In the United States, the use of muscle relaxants and other prescription drugs by adolescents has been increasing in some populations. This includes the use of benzodiazepines, some of which are used to relax the muscles, and skeletal muscle relaxants like Flexeril. Adolescents may combine Flexeril with alcohol or illicit substances to enhance its psychoactive properties, increasing the risk of dependence and enhancing the severity of any side effects.
According to the Monitoring the Future Study, however, overall prescription use has declined, at least among students in 12th grade who participated in the survey. In 2019, 14.6% of 12th graders reported that they had used some type of prescription drug in their lifetimes, a decrease from 15.5% the previous year. The number of 12th graders who reported using a prescription drug within the past year also declined, from 9.9% in 2018 to 8.6% in 2019, a statistically significant difference.
Adolescents may start abusing Flexeril after taking it to treat a legitimate medical condition, or they may experiment with Flexeril that was prescribed for a friend or family member.
|Past Year (2019)
|8th grade (14-15 yo)
|10th grade (15-16 yo)
|12th grade (17-18 yo)
With long-term use, Flexeril users may develop a physical dependence on the substance, making it difficult to stop taking Flexeril. Even when someone has the desire to stop taking the drug, the physical effects of withdrawal — including nausea, headaches and malaise — may make it difficult to do so. As a result, Flexeril rehabilitation is a multistep process that aims to slowly reduce the amount of Flexeril ingested each day until the individual can safely stop taking the drug altogether.

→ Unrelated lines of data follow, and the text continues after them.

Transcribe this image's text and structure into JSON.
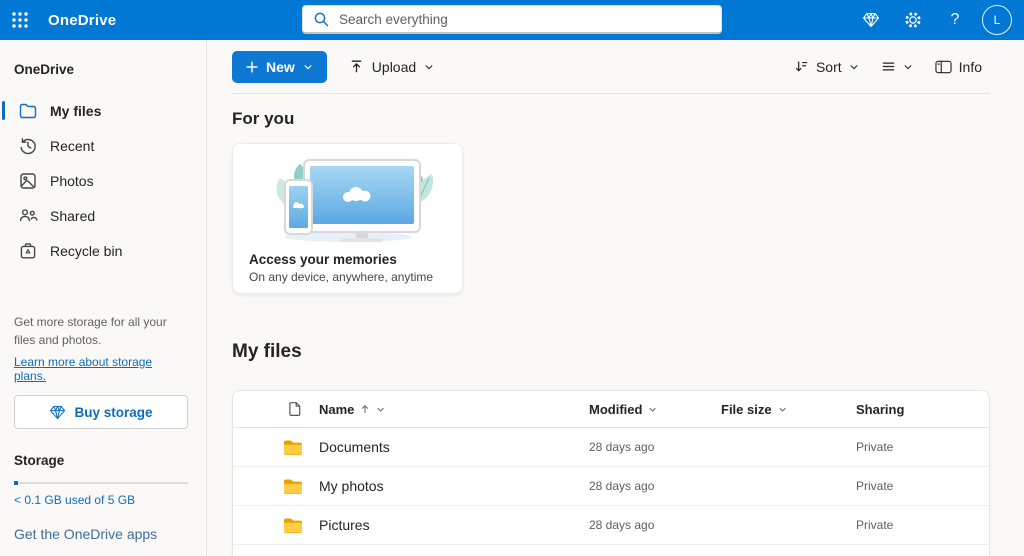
{
  "colors": {
    "header_blue": "#0078d4",
    "accent_blue": "#0f6cbd",
    "folder_yellow": "#ffcd43"
  },
  "header": {
    "app_title": "OneDrive",
    "search_placeholder": "Search everything",
    "avatar_initial": "L"
  },
  "sidebar": {
    "section_label": "OneDrive",
    "nav": [
      {
        "label": "My files"
      },
      {
        "label": "Recent"
      },
      {
        "label": "Photos"
      },
      {
        "label": "Shared"
      },
      {
        "label": "Recycle bin"
      }
    ],
    "promo_text": "Get more storage for all your files and photos.",
    "promo_link": "Learn more about storage plans.",
    "buy_storage_label": "Buy storage",
    "storage_heading": "Storage",
    "storage_usage": "< 0.1 GB used of 5 GB",
    "apps_link": "Get the OneDrive apps"
  },
  "toolbar": {
    "new_label": "New",
    "upload_label": "Upload",
    "sort_label": "Sort",
    "info_label": "Info"
  },
  "for_you": {
    "heading": "For you",
    "card_title": "Access your memories",
    "card_subtitle": "On any device, anywhere, anytime"
  },
  "my_files": {
    "heading": "My files",
    "columns": [
      "Name",
      "Modified",
      "File size",
      "Sharing"
    ],
    "rows": [
      {
        "name": "Documents",
        "modified": "28 days ago",
        "file_size": "",
        "sharing": "Private"
      },
      {
        "name": "My photos",
        "modified": "28 days ago",
        "file_size": "",
        "sharing": "Private"
      },
      {
        "name": "Pictures",
        "modified": "28 days ago",
        "file_size": "",
        "sharing": "Private"
      }
    ]
  }
}
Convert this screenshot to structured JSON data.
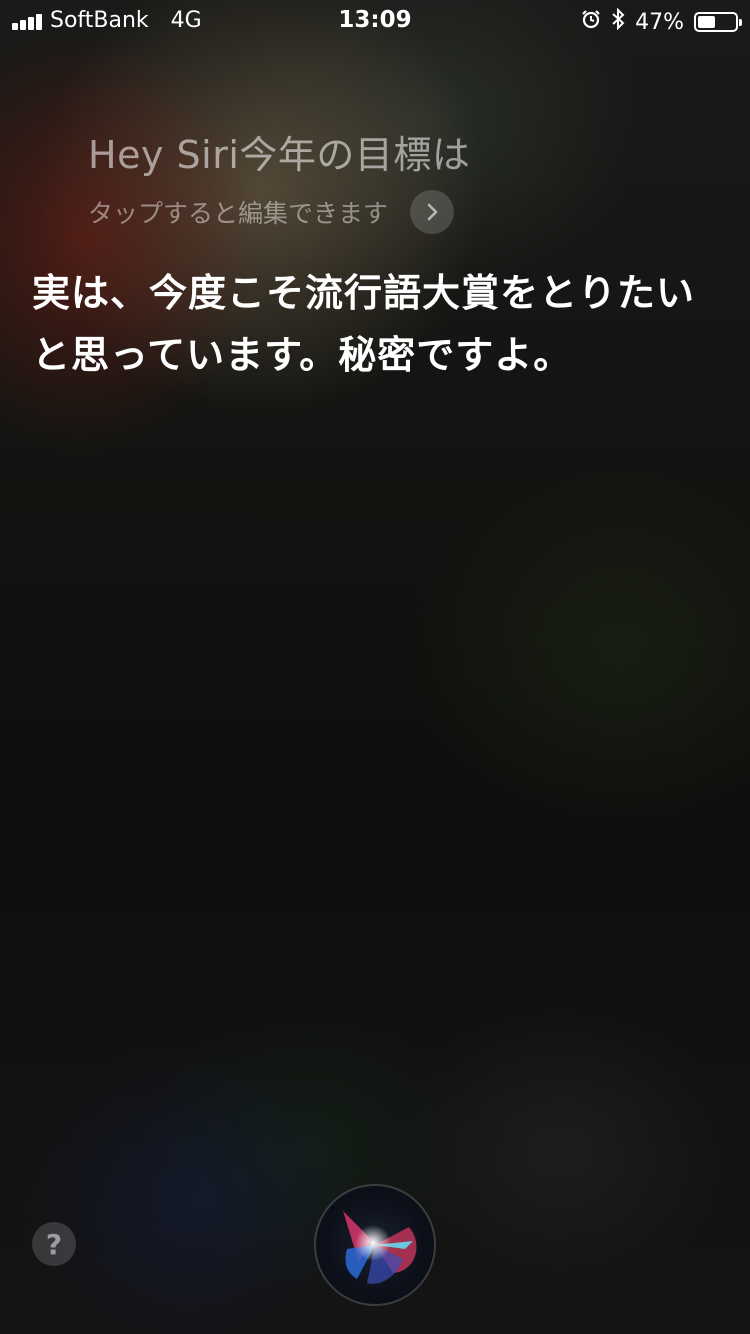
{
  "status_bar": {
    "carrier": "SoftBank",
    "network": "4G",
    "time": "13:09",
    "battery_percent": "47%",
    "battery_level": 0.47,
    "icons": [
      "signal-icon",
      "alarm-icon",
      "bluetooth-icon",
      "battery-icon"
    ]
  },
  "siri": {
    "query": "Hey Siri今年の目標は",
    "edit_hint": "タップすると編集できます",
    "response": "実は、今度こそ流行語大賞をとりたいと思っています。秘密ですよ。"
  },
  "controls": {
    "help_label": "?"
  },
  "colors": {
    "text_primary": "#ffffff",
    "text_secondary": "rgba(255,255,255,0.55)"
  }
}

This multistep process makes it easier to cope with the physical effects of withdrawal and reduces the risk of an adverse event occurring when the individual stops taking Flexeril. The rehabilitation process also gives the individual the tools and support needed to develop healthy coping mechanisms and reduce the risk of relapse. To learn more, read our Flexeril rehabilitation guide, which provides an in-depth overview of the process and its benefits.
If you have a loved one who’s struggling with addiction, staging an intervention is often the first necessary step towards sobriety, but it’s important to be strategic and loving in your approach. Even the most well-meaning of interventions can have a negative effect if they aren’t handled correctly.
|1. Don’t Do It Alone. A professional interventionist is always the most qualified to guide a successful intervention. Also, rely on non-addict family and friends — especially those who have a close relationship with you or the addict.
|2. Research Ahead of Time. It’s best to do plenty of research ahead of time to gather insight on the addiction and how it affects the addict. Also, be prepared with local resources for getting help.
|3. Write Out Your Statement. During the actual intervention, emotions will likely be running high, so it’s best to have a statement of how the person’s addiction has impacted you and your relationship with him or her. These statements should be honest yet written from a place of love — no personal attacks.
|4. Offer Help. It’s important for everyone attending the intervention to offer tangible help and support as the person works through detox and rehabilitation.
|5. Set Boundaries. If the person refuses to seek help and take the next steps outlined, it’s important that they understand that everyone present will end codependent and enabling behaviors.